=== What you are asked to do ===
Check every line of the entries below for the word "value", and copy the ones that have it.

=== Collected data ===
+++

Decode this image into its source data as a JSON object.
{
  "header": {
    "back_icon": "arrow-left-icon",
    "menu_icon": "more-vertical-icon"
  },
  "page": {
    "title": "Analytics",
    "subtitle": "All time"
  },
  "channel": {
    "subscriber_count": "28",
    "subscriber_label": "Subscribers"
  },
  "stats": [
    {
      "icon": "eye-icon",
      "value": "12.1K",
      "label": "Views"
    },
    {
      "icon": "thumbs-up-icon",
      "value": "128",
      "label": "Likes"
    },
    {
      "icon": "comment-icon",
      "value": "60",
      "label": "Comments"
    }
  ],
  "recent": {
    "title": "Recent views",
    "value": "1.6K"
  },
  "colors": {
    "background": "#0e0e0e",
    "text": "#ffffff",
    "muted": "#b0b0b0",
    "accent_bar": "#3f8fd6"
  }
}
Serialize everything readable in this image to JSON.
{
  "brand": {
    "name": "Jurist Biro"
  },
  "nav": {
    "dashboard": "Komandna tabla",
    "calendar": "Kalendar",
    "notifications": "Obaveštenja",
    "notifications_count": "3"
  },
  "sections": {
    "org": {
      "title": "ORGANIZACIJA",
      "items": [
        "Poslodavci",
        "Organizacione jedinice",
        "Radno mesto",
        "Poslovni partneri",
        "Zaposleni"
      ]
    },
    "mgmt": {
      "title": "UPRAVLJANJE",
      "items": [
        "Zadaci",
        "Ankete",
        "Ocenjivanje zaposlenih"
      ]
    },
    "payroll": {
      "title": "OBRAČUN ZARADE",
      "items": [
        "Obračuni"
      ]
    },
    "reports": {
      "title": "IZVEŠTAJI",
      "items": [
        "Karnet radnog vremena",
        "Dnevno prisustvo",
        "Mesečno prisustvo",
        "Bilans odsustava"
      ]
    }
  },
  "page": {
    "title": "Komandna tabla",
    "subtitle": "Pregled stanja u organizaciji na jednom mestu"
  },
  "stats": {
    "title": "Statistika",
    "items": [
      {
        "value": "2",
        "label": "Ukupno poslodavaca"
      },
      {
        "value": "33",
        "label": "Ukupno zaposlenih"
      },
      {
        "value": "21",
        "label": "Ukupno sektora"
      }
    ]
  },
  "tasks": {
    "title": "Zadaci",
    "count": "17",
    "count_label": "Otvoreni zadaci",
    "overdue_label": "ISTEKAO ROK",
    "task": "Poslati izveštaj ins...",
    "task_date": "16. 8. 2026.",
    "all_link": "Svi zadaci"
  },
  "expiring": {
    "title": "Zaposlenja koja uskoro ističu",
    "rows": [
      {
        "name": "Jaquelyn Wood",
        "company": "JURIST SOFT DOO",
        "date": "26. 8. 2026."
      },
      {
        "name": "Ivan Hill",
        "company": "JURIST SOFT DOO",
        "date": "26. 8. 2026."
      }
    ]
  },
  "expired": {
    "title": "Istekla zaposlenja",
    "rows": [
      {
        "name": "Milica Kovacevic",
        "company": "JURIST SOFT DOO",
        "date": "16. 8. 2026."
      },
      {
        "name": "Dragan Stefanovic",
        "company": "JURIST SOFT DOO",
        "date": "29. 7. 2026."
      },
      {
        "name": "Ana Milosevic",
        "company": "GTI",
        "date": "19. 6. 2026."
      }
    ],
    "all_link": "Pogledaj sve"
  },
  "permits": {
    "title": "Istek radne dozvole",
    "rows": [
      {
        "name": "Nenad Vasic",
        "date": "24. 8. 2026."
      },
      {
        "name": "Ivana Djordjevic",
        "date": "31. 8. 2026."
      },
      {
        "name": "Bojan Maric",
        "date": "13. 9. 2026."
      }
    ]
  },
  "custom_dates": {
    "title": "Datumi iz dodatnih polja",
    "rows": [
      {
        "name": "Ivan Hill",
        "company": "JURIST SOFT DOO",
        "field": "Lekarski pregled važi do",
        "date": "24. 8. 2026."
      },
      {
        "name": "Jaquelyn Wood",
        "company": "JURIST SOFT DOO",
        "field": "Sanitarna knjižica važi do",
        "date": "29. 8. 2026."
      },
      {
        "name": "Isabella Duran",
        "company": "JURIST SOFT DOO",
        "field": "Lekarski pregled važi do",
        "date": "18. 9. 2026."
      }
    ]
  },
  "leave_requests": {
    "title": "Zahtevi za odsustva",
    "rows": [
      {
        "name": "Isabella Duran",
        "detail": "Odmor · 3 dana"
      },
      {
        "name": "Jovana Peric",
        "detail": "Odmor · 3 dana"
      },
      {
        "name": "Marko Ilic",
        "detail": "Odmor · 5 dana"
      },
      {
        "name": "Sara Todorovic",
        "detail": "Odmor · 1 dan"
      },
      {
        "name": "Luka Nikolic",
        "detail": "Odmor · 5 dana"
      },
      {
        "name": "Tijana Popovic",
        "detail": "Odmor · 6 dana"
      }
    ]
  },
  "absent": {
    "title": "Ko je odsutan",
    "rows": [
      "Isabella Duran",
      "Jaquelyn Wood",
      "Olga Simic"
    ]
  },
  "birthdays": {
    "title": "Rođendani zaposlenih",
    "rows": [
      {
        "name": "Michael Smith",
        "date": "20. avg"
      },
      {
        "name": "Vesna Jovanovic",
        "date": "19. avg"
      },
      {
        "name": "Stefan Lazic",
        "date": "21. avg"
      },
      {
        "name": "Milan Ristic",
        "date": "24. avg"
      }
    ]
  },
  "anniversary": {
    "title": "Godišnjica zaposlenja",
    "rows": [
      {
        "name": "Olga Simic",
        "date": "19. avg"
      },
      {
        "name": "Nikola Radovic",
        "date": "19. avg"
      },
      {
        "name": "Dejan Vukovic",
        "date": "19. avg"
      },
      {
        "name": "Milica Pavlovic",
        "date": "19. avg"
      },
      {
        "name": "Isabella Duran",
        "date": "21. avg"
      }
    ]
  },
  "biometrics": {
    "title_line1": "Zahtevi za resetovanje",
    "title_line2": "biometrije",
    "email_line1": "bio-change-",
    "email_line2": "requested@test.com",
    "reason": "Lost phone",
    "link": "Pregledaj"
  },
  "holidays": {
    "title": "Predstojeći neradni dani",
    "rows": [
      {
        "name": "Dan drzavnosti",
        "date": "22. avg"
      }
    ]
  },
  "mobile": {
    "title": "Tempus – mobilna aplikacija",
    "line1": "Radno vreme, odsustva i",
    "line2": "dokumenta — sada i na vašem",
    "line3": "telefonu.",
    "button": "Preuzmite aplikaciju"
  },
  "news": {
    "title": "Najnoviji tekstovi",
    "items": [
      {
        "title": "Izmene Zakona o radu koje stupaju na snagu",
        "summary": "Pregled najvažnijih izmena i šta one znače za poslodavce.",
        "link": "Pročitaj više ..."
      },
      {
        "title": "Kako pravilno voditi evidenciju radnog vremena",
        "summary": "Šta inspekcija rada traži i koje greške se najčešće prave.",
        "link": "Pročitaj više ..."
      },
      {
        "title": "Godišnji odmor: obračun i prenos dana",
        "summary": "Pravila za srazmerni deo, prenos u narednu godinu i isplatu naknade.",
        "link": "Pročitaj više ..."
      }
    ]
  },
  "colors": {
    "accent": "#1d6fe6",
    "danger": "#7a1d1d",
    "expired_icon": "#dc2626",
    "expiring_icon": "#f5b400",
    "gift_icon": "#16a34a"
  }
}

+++

=== Task result ===
      "value": "12.1K",
      "value": "128",
      "value": "60",
    "value": "1.6K"
        "value": "2",
        "value": "33",
        "value": "21",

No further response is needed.